paper trail

Jan 31, 2011 @ 9:00:00 am

Haruki Murakami

We’ve just heard that Sheila Heti’s second novel, How Should A Person Be?, has been sold to Henry Holt for publication in summer 2012. We’ve been praising the book since the day we scored a copy from Toronto’s House of Anansi Press this fall, and were puzzled by the seeming lack of stateside interest in publishing it. One Observer article, an excerpt in n+1, and some proclamations of Heti’s talent from literati such as n+1 editor Mark Greif and art critic Dave Hickey and—presto!—as Heti told us in an email: “There were three other houses interested, so things did turn around very quickly indeed, and I'm happy.”

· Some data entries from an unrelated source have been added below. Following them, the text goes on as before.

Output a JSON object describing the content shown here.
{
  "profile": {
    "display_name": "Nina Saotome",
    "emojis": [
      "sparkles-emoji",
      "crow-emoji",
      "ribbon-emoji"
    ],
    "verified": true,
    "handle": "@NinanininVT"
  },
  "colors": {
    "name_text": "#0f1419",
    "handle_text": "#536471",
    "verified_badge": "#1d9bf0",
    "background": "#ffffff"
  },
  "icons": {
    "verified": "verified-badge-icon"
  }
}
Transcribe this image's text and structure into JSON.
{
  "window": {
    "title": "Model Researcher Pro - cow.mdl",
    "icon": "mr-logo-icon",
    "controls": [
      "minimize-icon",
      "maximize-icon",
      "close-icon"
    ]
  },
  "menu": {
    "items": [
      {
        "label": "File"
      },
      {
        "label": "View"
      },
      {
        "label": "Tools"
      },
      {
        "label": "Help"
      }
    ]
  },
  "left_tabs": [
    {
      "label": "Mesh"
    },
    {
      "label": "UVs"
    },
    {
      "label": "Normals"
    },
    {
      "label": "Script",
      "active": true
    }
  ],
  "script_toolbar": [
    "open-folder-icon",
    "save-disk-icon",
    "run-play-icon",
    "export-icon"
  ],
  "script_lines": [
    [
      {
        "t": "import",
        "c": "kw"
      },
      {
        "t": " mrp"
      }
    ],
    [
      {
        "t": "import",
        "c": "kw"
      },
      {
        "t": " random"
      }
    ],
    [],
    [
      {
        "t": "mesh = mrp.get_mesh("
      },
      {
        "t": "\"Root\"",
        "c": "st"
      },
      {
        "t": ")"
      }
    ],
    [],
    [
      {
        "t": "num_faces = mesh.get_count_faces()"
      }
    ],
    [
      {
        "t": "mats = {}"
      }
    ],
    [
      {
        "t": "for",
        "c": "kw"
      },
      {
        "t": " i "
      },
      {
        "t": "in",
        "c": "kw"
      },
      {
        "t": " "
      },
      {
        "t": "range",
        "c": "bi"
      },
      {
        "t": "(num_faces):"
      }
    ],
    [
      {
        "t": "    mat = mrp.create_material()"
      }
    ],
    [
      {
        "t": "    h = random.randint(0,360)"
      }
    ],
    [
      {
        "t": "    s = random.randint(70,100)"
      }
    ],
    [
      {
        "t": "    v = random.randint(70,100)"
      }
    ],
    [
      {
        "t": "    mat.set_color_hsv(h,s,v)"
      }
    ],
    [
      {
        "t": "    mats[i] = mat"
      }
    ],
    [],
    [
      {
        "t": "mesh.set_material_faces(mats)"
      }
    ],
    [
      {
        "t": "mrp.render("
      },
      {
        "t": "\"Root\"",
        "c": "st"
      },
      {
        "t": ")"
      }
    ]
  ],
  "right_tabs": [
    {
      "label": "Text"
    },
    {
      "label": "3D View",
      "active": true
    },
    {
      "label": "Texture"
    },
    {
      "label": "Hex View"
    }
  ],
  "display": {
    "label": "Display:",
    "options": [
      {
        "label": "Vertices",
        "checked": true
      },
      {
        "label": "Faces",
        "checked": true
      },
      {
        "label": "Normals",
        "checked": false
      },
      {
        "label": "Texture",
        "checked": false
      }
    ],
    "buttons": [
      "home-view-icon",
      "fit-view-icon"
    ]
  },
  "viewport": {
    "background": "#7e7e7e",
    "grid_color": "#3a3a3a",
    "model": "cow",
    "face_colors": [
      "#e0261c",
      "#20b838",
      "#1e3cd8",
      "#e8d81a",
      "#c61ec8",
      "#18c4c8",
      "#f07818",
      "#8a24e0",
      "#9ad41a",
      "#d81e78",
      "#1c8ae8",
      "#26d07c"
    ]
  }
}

Haruki Murakami’s highly anticipated fifteen-hundred-page-plus novel,1Q84, will be published by Knopf in a single volume in October.

After the Tucson shootings, pundits strained to discern a liberal or conservative bent to suspect Jared Lee Loughner’s incoherent ideology by examining the books that he supposedly read (Plato, Peter Pan, Mein Kampf). At the Times, Geoff Nicholson reflects on the “perils of literary profiling,” writing: “Books are acquired for all kinds of reasons, including curiosity, irony, guilty pleasure and the desire to understand the enemy (not to mention free review copies), but you try telling that to a G-man.”

This Sunday, the French cultural institute Villa Gillet continued its stellar “Walls and Bridges” literary series, with an event at Greenlight Bookstore in Brooklyn dedicated to fiction and philosophy. The standing-room-only audience enjoyed a lively discussion moderated by Tin House’s Rob Spillman, as panelists Pierre Cassou-Noguès, Rick Moody, Avital Ronell, and Benjamin Walker discussed the intersections of the two disciplines. The wide-ranging talk culminated in a challenge from Cassou-Noguès to Moody to compose what the French author considered an unrealizable fiction: “Take, for instance, the invisible man . . .Can you tell the same story in the realm of touch? There is not a story about the untouchable man . . . because it is impossible.” Moody gamely accepted the challenge, and told the audience that if the many writers present at the event submitted such a story to him in one year, he would edit an “untouchable man” anthology and attempt to get it published.